Gone are the days when speaking publicly meant only that–speaking. Today’s audiences expect your presentations to include visuals that elicit emotions, give direction, clarify hard to understand concepts, and are easy to look at and comprehend. Graphic artists can do amazing things to make your words come to life. Another way to WOW your audiences is to use videos. Here is Part 1 of a series I shot to demonstrate how to shoot good videos your audience will want to watch.  Enjoy.

Posted by Jean Palmer Heck in Public speaking, videos. Leave a Comment

Fear of Speaking: How to Overcome It

If you are one of the dozens, hundreds, thousands, millions of people who dread public speaking, you know that knot-in-your-stomach, sweat-soaked feeling is nothing you can wish away.
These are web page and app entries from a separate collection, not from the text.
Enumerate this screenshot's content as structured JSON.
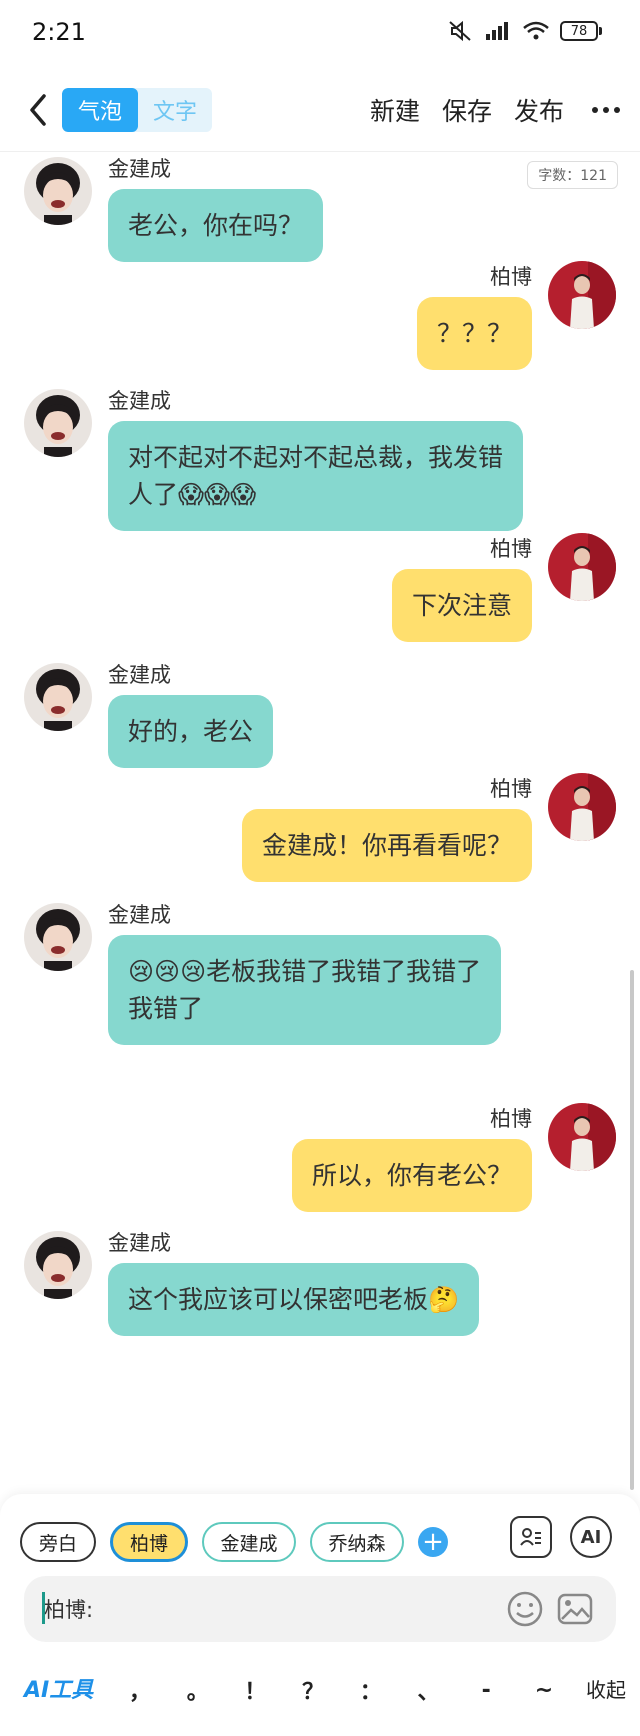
{
  "status_bar": {
    "time": "2:21",
    "battery": "78"
  },
  "nav": {
    "tab_bubble": "气泡",
    "tab_text": "文字",
    "new": "新建",
    "save": "保存",
    "publish": "发布"
  },
  "word_count": "字数：121",
  "messages": [
    {
      "side": "left",
      "sender": "金建成",
      "text": "老公，你在吗？"
    },
    {
      "side": "right",
      "sender": "柏博",
      "text": "？？？"
    },
    {
      "side": "left",
      "sender": "金建成",
      "text": "对不起对不起对不起总裁，我发错\n人了😱😱😱"
    },
    {
      "side": "right",
      "sender": "柏博",
      "text": "下次注意"
    },
    {
      "side": "left",
      "sender": "金建成",
      "text": "好的，老公"
    },
    {
      "side": "right",
      "sender": "柏博",
      "text": "金建成！你再看看呢？"
    },
    {
      "side": "left",
      "sender": "金建成",
      "text": "😢😢😢老板我错了我错了我错了\n我错了"
    },
    {
      "side": "right",
      "sender": "柏博",
      "text": "所以，你有老公？"
    },
    {
      "side": "left",
      "sender": "金建成",
      "text": "这个我应该可以保密吧老板🤔"
    }
  ],
  "characters": {
    "narrator": "旁白",
    "c1": "柏博",
    "c2": "金建成",
    "c3": "乔纳森",
    "add": "+"
  },
  "ai_label": "AI",
  "input": {
    "value": "柏博:"
  },
  "toolbar": {
    "ai_tools": "AI工具",
    "punctuation": [
      "，",
      "。",
      "！",
      "？",
      "：",
      "、",
      "-",
      "~"
    ],
    "collapse": "收起"
  },
  "colors": {
    "accent": "#29a8f5",
    "left_bubble": "#86d8cf",
    "right_bubble": "#ffdf6e"
  },
  "icons": [
    "back-arrow-icon",
    "more-icon",
    "contact-card-icon",
    "emoji-icon",
    "image-icon"
  ]
}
The more you speak in public, the easier it gets.  To speed up your learning curve and overcome your fear of speaking, there are specific techniques you can use. Here is a video highlighting public speaking tips that can be used in your next presentation.

Posted by Jean Palmer Heck in General articles, Public speaking. Leave a Comment

Speeches for an international audience

Do you get the chance to speak in front of an audience that is made up of people whose native tongue is not yours?  If so, you may get the chance to have a  translator for your presentation.  Here is a great article from a colleague of mine, Alan Stevens, who is a media relations guru and crisis management specialist from London. He is currently speaking in Beijing, China, and has these tips for working with a translator: If you speak regularly, there’s a good chance that at some point you will speak to an audience that doesn’t understand your language, so you may require a translator. The most common type by far is simultaneous translation, so allow me to offer you a few tips. Send your slides at least a week before the event Include presenter notes with the slides you send, so the translator can prepare Use words on your slides (even if you normally don’t) Meet the translator before your speech Slow down Be very careful with humour Talk about global issues and brands Everything will be translated, including your asides to the organiser You may need access to translation during the Q&A Always thank the translator. You may need them again one day Also, bear in mind that you may not be able to deliver as much information as usual. It’s more important to ensure that your audience understands one point in detail rather than several points in outline. Lastly, I always supply a text summary […]

Posted by Jean Palmer Heck in Public speaking. Leave a Comment